Among the entries below, find each line holding "JSON" and return it.

> **Source records**:
• • • • • • •
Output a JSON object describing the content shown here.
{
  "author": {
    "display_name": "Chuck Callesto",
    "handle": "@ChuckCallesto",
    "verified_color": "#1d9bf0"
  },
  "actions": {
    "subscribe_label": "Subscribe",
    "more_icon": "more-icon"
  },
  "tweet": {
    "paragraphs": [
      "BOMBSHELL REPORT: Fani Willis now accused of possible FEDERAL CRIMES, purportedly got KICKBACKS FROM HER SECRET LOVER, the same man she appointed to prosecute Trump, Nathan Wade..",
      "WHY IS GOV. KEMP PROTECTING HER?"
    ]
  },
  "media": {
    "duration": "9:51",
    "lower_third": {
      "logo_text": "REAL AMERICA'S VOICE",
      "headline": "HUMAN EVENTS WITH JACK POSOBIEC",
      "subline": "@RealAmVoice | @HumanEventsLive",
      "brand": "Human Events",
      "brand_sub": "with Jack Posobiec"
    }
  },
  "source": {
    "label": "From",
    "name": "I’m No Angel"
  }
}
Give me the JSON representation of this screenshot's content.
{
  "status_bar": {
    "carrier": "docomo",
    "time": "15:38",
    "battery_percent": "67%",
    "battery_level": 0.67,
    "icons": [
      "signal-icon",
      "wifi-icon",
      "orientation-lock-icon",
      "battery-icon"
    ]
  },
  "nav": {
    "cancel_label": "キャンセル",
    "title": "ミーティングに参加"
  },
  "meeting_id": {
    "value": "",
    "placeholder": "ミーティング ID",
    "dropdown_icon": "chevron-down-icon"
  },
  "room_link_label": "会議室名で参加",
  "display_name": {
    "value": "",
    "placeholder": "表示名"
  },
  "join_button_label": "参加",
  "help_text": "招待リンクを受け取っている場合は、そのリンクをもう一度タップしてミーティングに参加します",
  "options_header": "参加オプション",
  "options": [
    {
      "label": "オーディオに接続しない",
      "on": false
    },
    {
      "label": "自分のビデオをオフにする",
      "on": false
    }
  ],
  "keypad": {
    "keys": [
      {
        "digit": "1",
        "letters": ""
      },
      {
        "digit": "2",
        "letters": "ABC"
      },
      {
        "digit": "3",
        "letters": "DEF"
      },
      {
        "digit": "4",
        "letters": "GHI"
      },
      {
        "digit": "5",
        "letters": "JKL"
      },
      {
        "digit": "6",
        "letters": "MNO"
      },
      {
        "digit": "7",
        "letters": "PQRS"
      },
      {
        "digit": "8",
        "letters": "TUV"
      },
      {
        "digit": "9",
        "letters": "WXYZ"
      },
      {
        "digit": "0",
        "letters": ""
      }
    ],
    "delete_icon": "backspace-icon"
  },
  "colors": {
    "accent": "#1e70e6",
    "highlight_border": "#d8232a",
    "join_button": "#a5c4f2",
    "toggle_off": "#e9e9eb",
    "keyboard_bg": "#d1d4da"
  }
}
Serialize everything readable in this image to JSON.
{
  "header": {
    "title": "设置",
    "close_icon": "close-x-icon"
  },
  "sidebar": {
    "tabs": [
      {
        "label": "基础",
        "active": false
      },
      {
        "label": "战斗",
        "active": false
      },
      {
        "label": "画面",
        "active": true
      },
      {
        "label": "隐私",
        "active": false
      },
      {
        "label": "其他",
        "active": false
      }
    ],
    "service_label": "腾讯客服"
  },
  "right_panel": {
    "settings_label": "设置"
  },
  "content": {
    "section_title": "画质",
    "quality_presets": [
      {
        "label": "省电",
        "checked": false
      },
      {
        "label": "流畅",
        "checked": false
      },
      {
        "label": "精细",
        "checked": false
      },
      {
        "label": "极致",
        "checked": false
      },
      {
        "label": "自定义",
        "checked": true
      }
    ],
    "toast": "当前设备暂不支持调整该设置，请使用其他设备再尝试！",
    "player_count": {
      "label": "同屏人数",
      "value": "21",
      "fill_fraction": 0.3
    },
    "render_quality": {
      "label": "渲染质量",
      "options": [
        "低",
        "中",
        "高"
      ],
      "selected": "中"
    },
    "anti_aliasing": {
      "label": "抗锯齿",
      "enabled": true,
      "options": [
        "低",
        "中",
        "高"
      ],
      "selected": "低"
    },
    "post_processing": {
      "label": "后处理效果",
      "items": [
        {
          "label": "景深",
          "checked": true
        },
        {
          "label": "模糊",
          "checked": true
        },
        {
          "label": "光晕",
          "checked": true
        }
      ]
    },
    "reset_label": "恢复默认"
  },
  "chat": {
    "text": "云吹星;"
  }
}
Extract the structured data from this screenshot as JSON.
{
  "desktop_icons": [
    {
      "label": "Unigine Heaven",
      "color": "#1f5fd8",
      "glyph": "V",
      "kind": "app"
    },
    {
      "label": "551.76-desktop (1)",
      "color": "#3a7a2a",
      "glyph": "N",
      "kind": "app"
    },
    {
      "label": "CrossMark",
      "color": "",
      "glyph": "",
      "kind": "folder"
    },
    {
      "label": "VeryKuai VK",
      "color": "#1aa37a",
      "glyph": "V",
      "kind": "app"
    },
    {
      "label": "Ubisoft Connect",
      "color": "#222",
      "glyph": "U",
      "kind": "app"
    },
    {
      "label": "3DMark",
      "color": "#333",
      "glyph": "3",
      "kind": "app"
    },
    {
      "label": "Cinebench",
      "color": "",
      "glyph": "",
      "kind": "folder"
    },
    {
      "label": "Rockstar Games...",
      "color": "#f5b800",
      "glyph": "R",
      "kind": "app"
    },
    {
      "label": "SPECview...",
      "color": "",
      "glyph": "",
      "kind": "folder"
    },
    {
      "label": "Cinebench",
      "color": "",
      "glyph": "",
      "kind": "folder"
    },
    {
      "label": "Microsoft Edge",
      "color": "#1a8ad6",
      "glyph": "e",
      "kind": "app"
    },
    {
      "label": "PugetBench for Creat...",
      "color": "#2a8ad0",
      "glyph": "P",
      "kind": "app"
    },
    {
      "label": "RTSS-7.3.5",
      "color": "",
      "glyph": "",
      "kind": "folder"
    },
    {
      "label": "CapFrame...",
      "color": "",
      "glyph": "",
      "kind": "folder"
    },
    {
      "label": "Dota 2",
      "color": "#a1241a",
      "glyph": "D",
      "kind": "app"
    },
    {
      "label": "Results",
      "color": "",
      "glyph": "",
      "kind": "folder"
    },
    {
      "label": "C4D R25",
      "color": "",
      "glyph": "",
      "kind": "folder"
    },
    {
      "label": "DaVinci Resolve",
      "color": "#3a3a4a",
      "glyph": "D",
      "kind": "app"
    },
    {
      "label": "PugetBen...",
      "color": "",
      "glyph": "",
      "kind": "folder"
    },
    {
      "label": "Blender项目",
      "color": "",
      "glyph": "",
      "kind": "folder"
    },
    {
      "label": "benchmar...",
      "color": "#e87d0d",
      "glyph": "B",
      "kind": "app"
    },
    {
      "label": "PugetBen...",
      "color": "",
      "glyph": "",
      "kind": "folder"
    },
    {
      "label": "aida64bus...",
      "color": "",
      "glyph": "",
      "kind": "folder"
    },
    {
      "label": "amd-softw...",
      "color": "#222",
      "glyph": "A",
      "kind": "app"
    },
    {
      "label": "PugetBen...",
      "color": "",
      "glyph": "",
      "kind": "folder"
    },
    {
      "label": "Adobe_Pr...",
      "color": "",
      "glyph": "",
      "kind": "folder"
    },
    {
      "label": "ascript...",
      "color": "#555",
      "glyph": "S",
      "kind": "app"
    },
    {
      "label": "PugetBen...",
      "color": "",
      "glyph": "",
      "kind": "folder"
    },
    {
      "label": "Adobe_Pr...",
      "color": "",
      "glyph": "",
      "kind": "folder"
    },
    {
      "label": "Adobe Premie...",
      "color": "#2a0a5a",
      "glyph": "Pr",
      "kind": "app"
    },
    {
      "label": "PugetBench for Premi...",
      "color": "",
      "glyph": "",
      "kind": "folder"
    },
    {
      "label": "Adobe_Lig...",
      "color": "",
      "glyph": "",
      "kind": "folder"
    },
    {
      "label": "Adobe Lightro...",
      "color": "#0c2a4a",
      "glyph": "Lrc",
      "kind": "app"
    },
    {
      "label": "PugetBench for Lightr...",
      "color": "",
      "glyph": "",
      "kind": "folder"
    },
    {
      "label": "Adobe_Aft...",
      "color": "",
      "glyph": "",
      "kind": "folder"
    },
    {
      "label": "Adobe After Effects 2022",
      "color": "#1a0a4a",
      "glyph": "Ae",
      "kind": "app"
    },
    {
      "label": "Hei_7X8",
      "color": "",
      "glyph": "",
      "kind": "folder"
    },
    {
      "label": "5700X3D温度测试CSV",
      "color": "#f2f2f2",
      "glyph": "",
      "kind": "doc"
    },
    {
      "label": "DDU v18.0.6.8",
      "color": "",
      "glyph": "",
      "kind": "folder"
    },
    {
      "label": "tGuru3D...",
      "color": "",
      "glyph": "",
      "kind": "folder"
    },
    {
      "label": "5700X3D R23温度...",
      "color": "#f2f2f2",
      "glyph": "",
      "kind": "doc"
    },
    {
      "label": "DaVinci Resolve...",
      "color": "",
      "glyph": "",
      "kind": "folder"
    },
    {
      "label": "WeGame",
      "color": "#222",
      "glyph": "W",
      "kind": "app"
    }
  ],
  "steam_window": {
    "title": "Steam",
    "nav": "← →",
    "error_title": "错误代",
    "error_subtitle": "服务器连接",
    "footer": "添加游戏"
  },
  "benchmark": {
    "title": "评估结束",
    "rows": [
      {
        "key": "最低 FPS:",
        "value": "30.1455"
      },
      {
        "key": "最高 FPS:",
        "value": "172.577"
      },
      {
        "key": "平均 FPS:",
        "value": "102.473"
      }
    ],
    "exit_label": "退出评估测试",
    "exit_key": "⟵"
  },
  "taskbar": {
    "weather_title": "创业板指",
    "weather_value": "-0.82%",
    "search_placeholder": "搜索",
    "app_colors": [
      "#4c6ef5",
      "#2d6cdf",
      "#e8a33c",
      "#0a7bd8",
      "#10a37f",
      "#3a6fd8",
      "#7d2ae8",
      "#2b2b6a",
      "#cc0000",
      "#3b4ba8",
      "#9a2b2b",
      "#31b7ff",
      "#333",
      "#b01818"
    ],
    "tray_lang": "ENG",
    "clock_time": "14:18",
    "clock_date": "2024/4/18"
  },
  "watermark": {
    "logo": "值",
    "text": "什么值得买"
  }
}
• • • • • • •
> **FINISHED EXERCISE**:
Output a JSON object describing the content shown here.
Give me the JSON representation of this screenshot's content.
Serialize everything readable in this image to JSON.
Extract the structured data from this screenshot as JSON.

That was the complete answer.